Go line by line through the entries below and copy those containing the string "events".

INFORMATION GIVEN below:

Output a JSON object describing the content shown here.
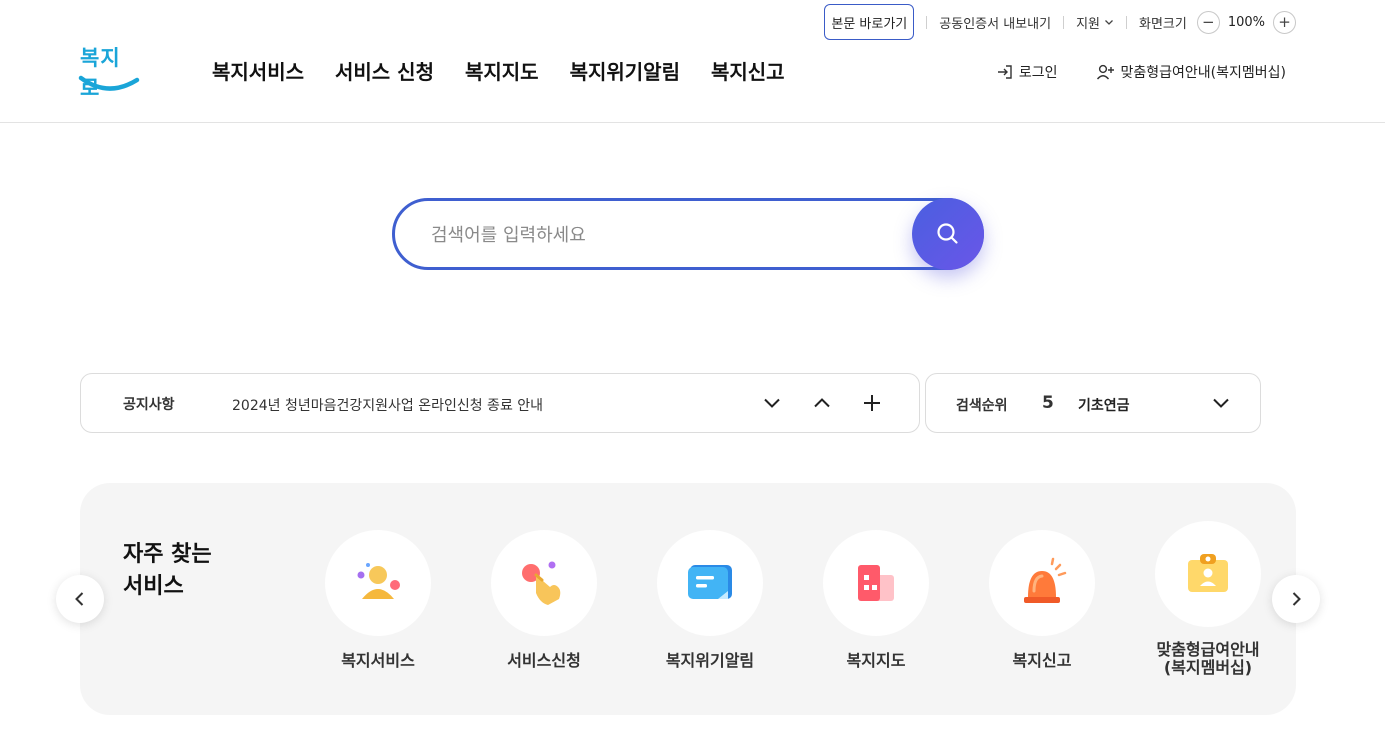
{
  "util": {
    "skip_link": "본문 바로가기",
    "cert_export": "공동인증서 내보내기",
    "support": "지원",
    "zoom_label": "화면크기",
    "zoom_minus": "−",
    "zoom_value": "100%",
    "zoom_plus": "+"
  },
  "logo": {
    "text": "복지로"
  },
  "gnb": {
    "items": [
      {
        "label": "복지서비스"
      },
      {
        "label": "서비스 신청"
      },
      {
        "label": "복지지도"
      },
      {
        "label": "복지위기알림"
      },
      {
        "label": "복지신고"
      }
    ]
  },
  "header": {
    "login": "로그인",
    "membership": "맞춤형급여안내(복지멤버십)"
  },
  "search": {
    "placeholder": "검색어를 입력하세요",
    "value": ""
  },
  "notice": {
    "label": "공지사항",
    "text": "2024년 청년마음건강지원사업 온라인신청 종료 안내"
  },
  "rank": {
    "label": "검색순위",
    "number": "5",
    "term": "기초연금"
  },
  "freq": {
    "title_line1": "자주 찾는",
    "title_line2": "서비스",
    "services": [
      {
        "label": "복지서비스",
        "icon": "person-icon"
      },
      {
        "label": "서비스신청",
        "icon": "pointer-hand-icon"
      },
      {
        "label": "복지위기알림",
        "icon": "message-icon"
      },
      {
        "label": "복지지도",
        "icon": "building-map-icon"
      },
      {
        "label": "복지신고",
        "icon": "siren-icon"
      },
      {
        "label": "맞춤형급여안내\n(복지멤버십)",
        "label_line1": "맞춤형급여안내",
        "label_line2": "(복지멤버십)",
        "icon": "membership-card-icon"
      }
    ]
  },
  "colors": {
    "brand_blue": "#3f5fd0",
    "search_button_start": "#4a5fe0",
    "search_button_end": "#6a56e8",
    "logo_blue": "#1aa5d8",
    "panel_bg": "#f5f5f5"
  }
}
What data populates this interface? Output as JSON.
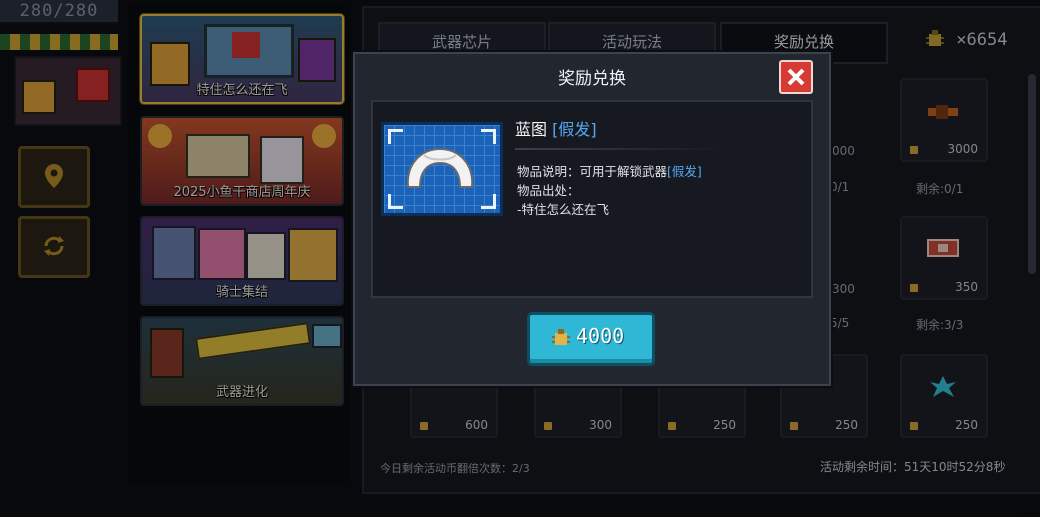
{
  "hud": {
    "hp_text": "280/280"
  },
  "events": [
    {
      "label": "特住怎么还在飞",
      "active": true
    },
    {
      "label": "2025小鱼干商店周年庆",
      "active": false
    },
    {
      "label": "骑士集结",
      "active": false
    },
    {
      "label": "武器进化",
      "active": false
    }
  ],
  "shop": {
    "tabs": [
      {
        "label": "武器芯片",
        "active": false
      },
      {
        "label": "活动玩法",
        "active": false
      },
      {
        "label": "奖励兑换",
        "active": true
      }
    ],
    "currency": "×6654",
    "items": [
      {
        "price": "3000",
        "remain": "剩余:0/1"
      },
      {
        "price": "350",
        "remain": "剩余:3/3"
      },
      {
        "price": "600"
      },
      {
        "price": "300"
      },
      {
        "price": "250"
      },
      {
        "price": "250"
      },
      {
        "price": "250"
      }
    ],
    "partial_prices": {
      "row1": "000",
      "row2": "300"
    },
    "partial_remain": {
      "row1": "0/1",
      "row2": "5/5"
    },
    "daily_flip": "今日剩余活动币翻倍次数：2/3",
    "event_time": "活动剩余时间：51天10时52分8秒"
  },
  "modal": {
    "title": "奖励兑换",
    "item_name": "蓝图",
    "item_tag": "[假发]",
    "desc_label": "物品说明：可用于解锁武器",
    "desc_tag": "[假发]",
    "source_label": "物品出处：",
    "source_value": "-特住怎么还在飞",
    "price": "4000"
  },
  "colors": {
    "accent": "#2eb8d6",
    "close": "#d63a32",
    "gold": "#e2c14a",
    "link": "#55a7f2"
  }
}
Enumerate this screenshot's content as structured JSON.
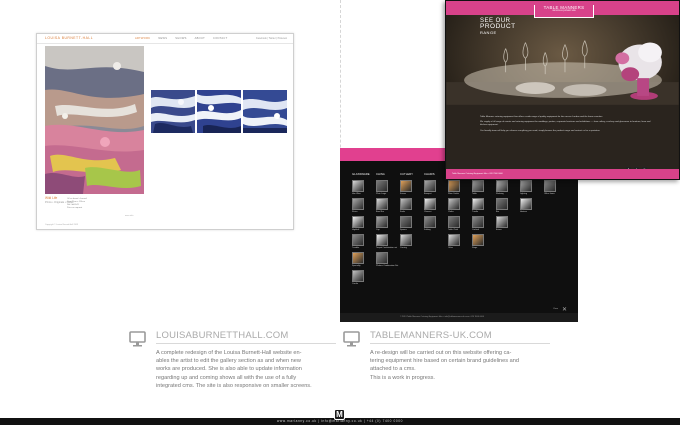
{
  "left_project": {
    "title": "LOUISABURNETTHALL.COM",
    "description_lines": [
      "A complete redesign of the Louisa Burnett-Hall website en-",
      "ables the artist to edit the gallery section as and when new",
      "works are produced. She is also able to update information",
      "regarding up and coming shows all with the use of a fully",
      "integrated cms. The site is also responsive on smaller screens."
    ],
    "site": {
      "logo": "LOUISA BURNETT-HALL",
      "menu": [
        "ARTWORK",
        "NEWS",
        "SHOWS",
        "ABOUT",
        "CONTACT"
      ],
      "social": "Facebook | Twitter | Pinterest",
      "caption_title": "Wild Life",
      "caption_sub": "Prints • Originals • Cards",
      "details": [
        "Oil on board • framed",
        "Size 75cm x 110cm",
        "Ref: lbh0141",
        "Price on request"
      ],
      "more": "more info",
      "footer": "Copyright © Louisa Burnett-Hall 2013"
    }
  },
  "right_project": {
    "title": "TABLEMANNERS-UK.COM",
    "description_lines": [
      "A re-design will be carried out on this website offering ca-",
      "tering equipment hire based on certain brand guidelines and",
      "attached to a cms.",
      "This is a work in progress."
    ],
    "site": {
      "brand": "TABLE MANNERS",
      "brand_sub": "CATERING EQUIPMENT HIRE",
      "heading_1": "SEE OUR",
      "heading_2": "PRODUCT",
      "heading_3": "RANGE",
      "copy": [
        "Table Manners catering equipment hire offers a wide range of quality equipment for hire across London and the home counties.",
        "We supply a full range of events and catering equipment for weddings, parties, corporate functions and exhibitions — from cutlery, crockery and glassware to furniture, linen and kitchen equipment.",
        "Our friendly team will help you choose everything you need; simply browse the product range and contact us for a quotation."
      ],
      "categories": [
        "GLASSWARE",
        "CHINA",
        "CUTLERY",
        "CHAIRS",
        "LINEN"
      ],
      "column_items": [
        [
          "Hire Wine",
          "Flutes",
          "Highball",
          "Tumbler",
          "Speciality",
          "Carafe"
        ],
        [
          "Plate Large",
          "Bowl Sm",
          "Cup",
          "Teapot Combination set",
          "Platters Combination Set"
        ],
        [
          "Knives",
          "Forks",
          "Spoons",
          "Carving"
        ],
        [
          "Banquet",
          "Chiavari",
          "Folding"
        ],
        [
          "Wine Cooler",
          "Cloths",
          "Table Cloth",
          "Other"
        ]
      ],
      "extra_items": [
        [
          "Table",
          "Trestle",
          "Cocktail",
          "Stage"
        ],
        [
          "Shelving",
          "Bar",
          "Extras"
        ],
        [
          "Lighting",
          "Heaters"
        ],
        [
          "Office Items"
        ]
      ],
      "close_label": "Close",
      "back_footer": "© 2013 Table Manners Catering Equipment Hire • info@tablemanners-uk.com • 020 7000 0000",
      "front_footer": "Table Manners Catering Equipment Hire • 020 7000 0000"
    }
  },
  "bottom_bar": {
    "text": "www.marianny.co.uk | info@marianny.co.uk | +44 (0) 7400 0000",
    "logo_letter": "M"
  },
  "colors": {
    "accent_orange": "#d97a34",
    "tm_pink": "#d8428a",
    "text_grey": "#777777",
    "title_grey": "#aaaaaa"
  },
  "icons": [
    "monitor-icon",
    "close-icon",
    "facebook-icon",
    "twitter-icon",
    "pinterest-icon"
  ]
}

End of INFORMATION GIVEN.

RESULT OF THE EXERCISE:
  "events": [
        "We supply a full range of events and catering equipment for weddings, parties, corporate functions and exhibitions — from cutlery, crockery and glassware to furniture, linen and kitchen equipment.",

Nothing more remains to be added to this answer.